> Your assignment: For the entries below, say how many lines include the word "基于Web" and add nothing else.

BEGIN Provided records

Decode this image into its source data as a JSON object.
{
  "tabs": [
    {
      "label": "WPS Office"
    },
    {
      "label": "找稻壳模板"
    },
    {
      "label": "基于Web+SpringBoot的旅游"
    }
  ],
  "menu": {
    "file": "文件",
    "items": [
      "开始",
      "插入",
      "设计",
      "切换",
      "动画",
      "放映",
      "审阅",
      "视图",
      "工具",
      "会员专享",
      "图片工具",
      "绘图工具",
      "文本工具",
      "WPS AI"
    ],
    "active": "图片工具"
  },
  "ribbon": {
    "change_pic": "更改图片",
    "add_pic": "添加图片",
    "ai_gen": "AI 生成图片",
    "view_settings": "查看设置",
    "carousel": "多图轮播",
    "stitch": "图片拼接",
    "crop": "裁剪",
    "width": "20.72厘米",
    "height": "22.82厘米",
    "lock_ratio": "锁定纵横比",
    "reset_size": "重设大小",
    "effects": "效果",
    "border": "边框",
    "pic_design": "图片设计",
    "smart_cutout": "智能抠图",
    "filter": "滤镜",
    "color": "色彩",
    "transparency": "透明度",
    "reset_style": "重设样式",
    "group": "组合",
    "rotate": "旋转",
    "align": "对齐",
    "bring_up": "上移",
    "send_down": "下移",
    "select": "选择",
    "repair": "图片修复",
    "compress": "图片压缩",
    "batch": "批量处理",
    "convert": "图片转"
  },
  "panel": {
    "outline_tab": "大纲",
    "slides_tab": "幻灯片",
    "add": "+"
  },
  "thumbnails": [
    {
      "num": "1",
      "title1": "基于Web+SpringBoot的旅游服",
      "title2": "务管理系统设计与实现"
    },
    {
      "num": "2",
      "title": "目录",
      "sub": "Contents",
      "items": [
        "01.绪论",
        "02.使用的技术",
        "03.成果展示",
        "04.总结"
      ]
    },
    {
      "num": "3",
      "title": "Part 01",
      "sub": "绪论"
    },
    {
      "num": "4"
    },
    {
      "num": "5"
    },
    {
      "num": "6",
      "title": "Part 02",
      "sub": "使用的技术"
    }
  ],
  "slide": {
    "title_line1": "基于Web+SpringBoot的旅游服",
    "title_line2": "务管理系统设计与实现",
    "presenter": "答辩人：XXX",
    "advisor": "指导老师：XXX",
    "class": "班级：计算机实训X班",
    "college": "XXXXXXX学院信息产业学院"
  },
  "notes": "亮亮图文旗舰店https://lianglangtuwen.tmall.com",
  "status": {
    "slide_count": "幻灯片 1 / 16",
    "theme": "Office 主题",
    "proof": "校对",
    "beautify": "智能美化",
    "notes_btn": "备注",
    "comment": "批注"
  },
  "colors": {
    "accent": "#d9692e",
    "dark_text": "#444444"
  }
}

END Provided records

> Solved exercise: 3